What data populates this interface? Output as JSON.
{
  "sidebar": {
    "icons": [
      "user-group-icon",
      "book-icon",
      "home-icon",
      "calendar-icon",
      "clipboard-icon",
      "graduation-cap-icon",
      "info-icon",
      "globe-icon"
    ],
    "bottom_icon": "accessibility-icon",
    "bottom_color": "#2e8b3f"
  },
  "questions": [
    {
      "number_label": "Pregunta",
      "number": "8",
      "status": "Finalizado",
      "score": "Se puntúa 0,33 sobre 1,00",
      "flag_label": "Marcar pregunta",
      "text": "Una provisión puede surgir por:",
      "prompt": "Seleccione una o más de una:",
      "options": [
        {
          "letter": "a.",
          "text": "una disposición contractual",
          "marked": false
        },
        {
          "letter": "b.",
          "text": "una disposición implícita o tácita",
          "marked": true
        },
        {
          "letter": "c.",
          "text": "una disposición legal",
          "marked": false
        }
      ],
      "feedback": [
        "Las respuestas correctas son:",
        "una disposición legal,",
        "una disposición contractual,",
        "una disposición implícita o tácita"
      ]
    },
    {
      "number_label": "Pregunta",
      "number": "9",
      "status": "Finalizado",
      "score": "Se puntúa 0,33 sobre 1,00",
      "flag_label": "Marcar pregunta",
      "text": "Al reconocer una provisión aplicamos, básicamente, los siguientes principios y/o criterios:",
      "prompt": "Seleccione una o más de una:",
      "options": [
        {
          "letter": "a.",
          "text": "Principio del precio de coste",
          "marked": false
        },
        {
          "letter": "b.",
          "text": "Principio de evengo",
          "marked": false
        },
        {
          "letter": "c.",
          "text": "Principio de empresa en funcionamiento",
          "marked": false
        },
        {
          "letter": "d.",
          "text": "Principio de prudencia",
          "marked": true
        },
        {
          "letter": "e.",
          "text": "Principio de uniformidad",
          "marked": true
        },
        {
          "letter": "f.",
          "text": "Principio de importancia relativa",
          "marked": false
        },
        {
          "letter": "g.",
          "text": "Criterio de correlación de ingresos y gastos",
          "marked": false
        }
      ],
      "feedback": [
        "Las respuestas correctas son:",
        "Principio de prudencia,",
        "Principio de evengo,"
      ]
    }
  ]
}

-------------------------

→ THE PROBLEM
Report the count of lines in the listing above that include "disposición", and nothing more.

→ SOLUTION
6